On April 30, 2012, I wrote:
Here is my solution to any aquatic invasive specie problem. Have the government start a covert marketing campaign designed to convince the public that the invasive specie is in fact a delicacy. They can even rename the specie to make it sound appetizing (think Toothfish to Chilean Sea Bass). But here's the catch... once the public is convinced of the delectable nature of the new exotic seafood, fail to regulate the fishery. As demand increases, prices will rise and the tragedy of the commons will eradicate the invaders.
Although they didn't rename it, Whole Foods seems to have heeded my suggestion for the invasive Gulf of Mexico/Caribbean Lionfish:
Lionfish with their distinctive venomous spines are an invasive species that has thrived in U.S. coastal waters because they have no natural predators -- until now.
Whole Foods stores in Florida are selling the "white, buttery meat" of the fish, which the grocery chain says is suitable for ceviche or a "simple pan sauté."
The U.S. government, eager to stop the lionfish from preying on native fish and shellfish, gives the meal five stars.
"If we can't beat them, why not eat them?" says the National Oceanic and Atmosphere Administration in a PSA video. "Why wait? Get them on your plate."
The lionfish are native to the Pacific and Indian oceans, but can also be found in the Atlantic and Caribbean, where it is considered an invasive species, according to the U.S. Department of Agriculture.
The government blames the aquarium trade for introducing the fish to the U.S. in the 1980s, and encourages Americans to catch and eat them.
Here's the PSA:

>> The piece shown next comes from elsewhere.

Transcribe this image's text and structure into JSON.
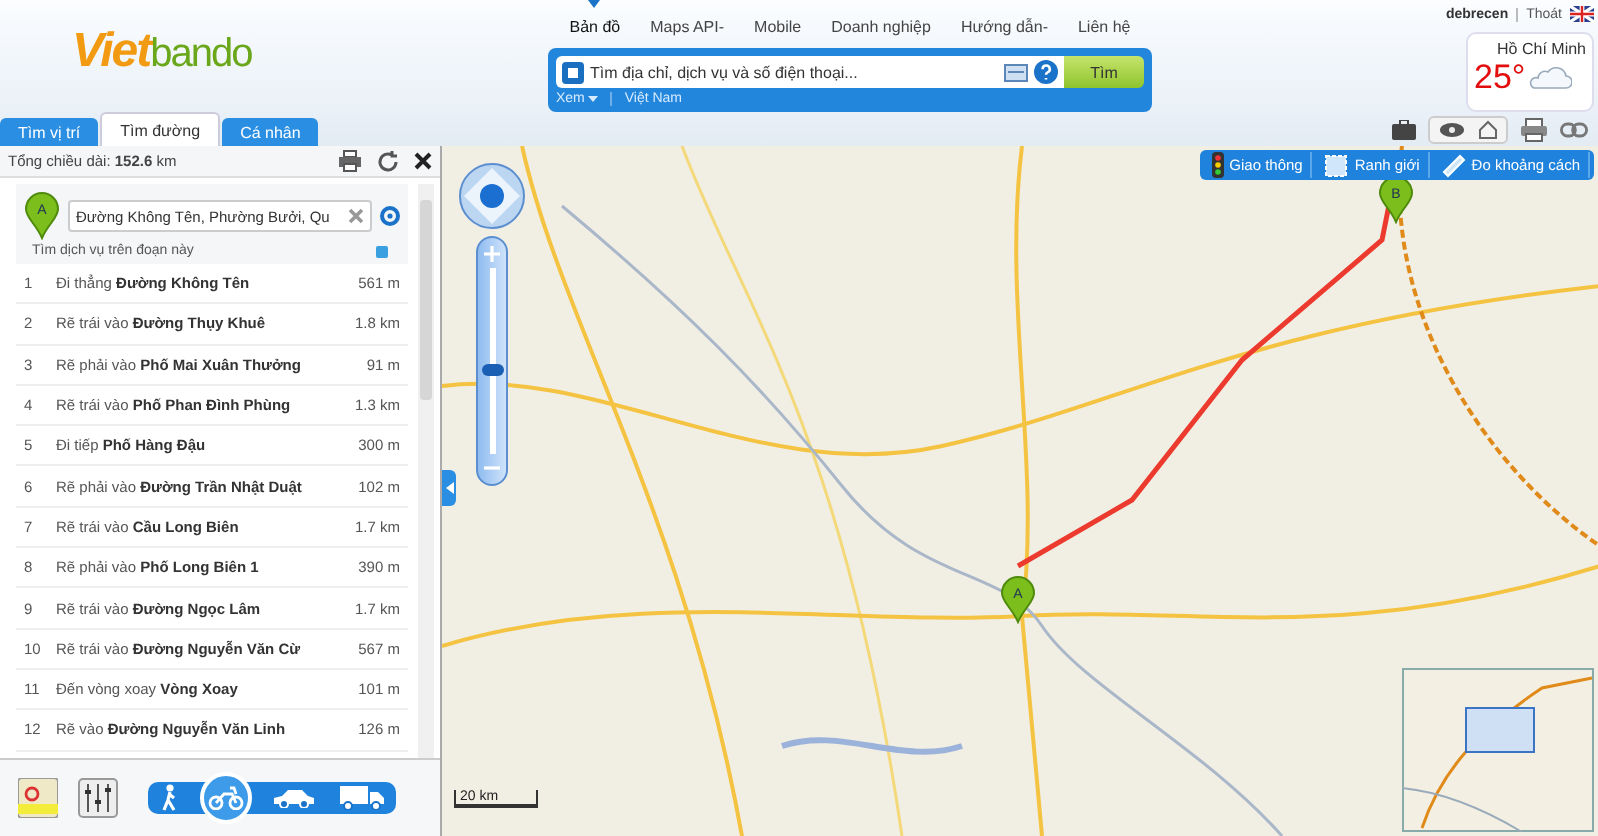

If the government really wanted to speed the process they could subsidize the catch of Lionfish (er, Caribbean Butterfish) for food, thus speeding the tragedy of the commons (and lowering the price to consumers). A problem might arise if consumers develop a taste for Lionfish and start demanding the government regulate the stock. But that's a ways down the road.